In order to prepare the student body for Wesleyan’s annual concert
in the hockey rink no on Foss Hill whoops back in the hockey rink, we set up an interview with Luke Silas, drummer for chip-tune indie-rock band Anamanaguchi. Since forming in 2004, the band has been featured in Rock Band and have written and performed the music for Scott Pilgrim vs. The World: The Game. They even played Zonker Harris Ze Who Must Not Be Named Day in 2010. Luke writes in from Norway, where Anamanaguchi was performing before coming to Wes tomorrow.
Wesleying: I have an NES and an old Gameboy in my room right now, so when I first heard your stuff, I freaked out a little bit when I recognized old sounds from something like a Ducktales NES game. What inspired you to produce this style of music?
Luke Silas: Actually, we each came at the idea of chip music from drastically different approaches! Pete started making music with an NES in high school, having grown up playing video games as well as playing in bands, and made the decision to merge the two when he found out online how to program Nintendo sound chips. I suppose my backstory is the most similar to Pete’s, except I wanted to make insane metal with chip tune. Ary arrived from a much more programming-oriented interest, as he wasn’t deeply into video games from a young age. James has always been very into electronics and taking things apart, so it made perfect sense for him to re-appropriate this hardware for something more awesome than it was ever meant to be. Ultimately, however, we all just love the sound and have lots of fun working with it!
WES: When I saw your “Meow” music video, I couldn’t believe that this was your first video—it was so visually striking and dynamic. Can you talk about what it was like shooting that, especially shooting in what looks like an old arcade (that takes pennies instead of tokens?!)?
LS: The “Meow” video was a truly exhausting joy to create. We fleshed out the idea for a little while before hooking up with some incredibly talented guys who worked on Tim and Eric Awesome Show Great Job, and got to work! We shot overnight for three nights, mostly at an arcade in Westchester, New York that Pete and James used to go to all the time when they were younger. It made for long nights, but what better way to get through those long nights than in an arcade with free play all night with all your friends?
WES: Do you guys remember playing Wesleyan in April 2010? I heard it was pretty shitty weather for Zonker Harris Day that year.
LS: Of course we remember that! It rained out a bit during Dan Deacon’s set, but how could that possibly stop a Dan Deacon show? We moved inside and played a sweaty, awesome show.
WES: What’s going on with the Furby-inspiration? I was on your website, and it felt like a dream (nightmare?) come to life when my mouse had turned into a rainbow Furby.
LS: What’s not to love? Furbys are fun as hell!

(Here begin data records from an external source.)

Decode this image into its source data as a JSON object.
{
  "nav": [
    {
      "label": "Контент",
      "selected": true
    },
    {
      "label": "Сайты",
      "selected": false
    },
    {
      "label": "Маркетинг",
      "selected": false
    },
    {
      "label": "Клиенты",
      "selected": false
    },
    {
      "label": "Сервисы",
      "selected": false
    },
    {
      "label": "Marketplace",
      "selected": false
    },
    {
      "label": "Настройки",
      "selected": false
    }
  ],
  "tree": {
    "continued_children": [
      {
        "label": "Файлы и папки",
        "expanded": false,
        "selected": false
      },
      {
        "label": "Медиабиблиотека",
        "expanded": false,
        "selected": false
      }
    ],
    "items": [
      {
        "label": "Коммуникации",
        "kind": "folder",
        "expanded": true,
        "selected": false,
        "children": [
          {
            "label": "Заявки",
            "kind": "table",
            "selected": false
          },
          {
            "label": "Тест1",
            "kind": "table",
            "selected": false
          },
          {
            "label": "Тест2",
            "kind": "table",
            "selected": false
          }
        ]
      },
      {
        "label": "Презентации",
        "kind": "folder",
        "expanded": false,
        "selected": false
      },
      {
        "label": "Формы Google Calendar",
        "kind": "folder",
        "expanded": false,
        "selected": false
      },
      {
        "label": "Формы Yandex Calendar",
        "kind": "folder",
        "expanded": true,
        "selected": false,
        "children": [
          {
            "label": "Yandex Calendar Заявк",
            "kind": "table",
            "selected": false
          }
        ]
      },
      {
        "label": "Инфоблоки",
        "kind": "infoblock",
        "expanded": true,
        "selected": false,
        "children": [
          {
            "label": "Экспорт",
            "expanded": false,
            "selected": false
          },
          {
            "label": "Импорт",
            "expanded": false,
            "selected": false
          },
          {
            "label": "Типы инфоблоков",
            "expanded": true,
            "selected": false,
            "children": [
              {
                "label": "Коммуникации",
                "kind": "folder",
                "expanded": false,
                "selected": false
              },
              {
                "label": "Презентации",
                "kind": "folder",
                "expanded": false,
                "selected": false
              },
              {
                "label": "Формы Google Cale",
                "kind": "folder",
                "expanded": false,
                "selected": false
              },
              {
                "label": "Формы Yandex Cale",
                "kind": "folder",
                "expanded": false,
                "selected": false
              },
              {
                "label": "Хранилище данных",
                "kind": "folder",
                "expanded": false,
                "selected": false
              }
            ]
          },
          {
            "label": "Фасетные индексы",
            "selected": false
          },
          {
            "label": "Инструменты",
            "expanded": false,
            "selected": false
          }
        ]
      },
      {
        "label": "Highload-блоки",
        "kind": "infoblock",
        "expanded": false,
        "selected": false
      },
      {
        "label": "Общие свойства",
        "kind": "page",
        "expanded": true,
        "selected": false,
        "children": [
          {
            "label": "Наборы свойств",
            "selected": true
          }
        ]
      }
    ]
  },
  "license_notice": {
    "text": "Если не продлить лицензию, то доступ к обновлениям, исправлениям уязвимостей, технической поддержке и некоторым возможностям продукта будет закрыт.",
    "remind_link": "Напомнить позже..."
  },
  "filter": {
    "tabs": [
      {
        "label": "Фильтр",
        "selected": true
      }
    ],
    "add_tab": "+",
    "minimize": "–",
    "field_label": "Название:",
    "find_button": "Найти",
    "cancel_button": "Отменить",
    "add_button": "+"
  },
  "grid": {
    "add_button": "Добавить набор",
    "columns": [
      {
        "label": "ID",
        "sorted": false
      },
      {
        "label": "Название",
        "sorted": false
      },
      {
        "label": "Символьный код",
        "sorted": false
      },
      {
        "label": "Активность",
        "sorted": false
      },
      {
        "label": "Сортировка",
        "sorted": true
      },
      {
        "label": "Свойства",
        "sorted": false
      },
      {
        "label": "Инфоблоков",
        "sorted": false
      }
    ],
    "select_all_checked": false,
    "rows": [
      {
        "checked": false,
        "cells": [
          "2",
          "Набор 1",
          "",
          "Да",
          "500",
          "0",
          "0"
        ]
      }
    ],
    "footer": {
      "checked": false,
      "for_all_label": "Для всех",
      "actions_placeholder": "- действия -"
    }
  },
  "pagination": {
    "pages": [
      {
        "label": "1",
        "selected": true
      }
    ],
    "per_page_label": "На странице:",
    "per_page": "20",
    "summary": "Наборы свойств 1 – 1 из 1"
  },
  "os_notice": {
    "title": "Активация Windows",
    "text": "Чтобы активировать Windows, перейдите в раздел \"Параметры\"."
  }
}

WES: I read that you guys have been inspired by some of the more pop-y artists of the last few decades, like Weezer or the Beach Boys. Can you talk about that a little bit more, and is there anyone else that you really draw inspiration from?
LS: We really take inspiration from all over the place, which really shows on Endless Fantasy. We like noisy snotty punk, we like huge trance anthems, we like Andrew W.K., we like the Spice Girls! And that’s only where we overlap; individually, our tastes are completely disparate, but not out of line. That’s what makes it so fun to work together — we all love different things, but love enough of the same things that we know what will work and what won’t.
WES: Is there anyone right now that you’d like to collaborate with, who you haven’t had the chance to?
LS: We’d definitely like to work with Eiffel 65. We’ll get them on a track someday, that’s more or less a promise.
Look for Anamanaguchi in the Spurrier-Snyder Rink stage tomorrow afternoon for Spring Fling.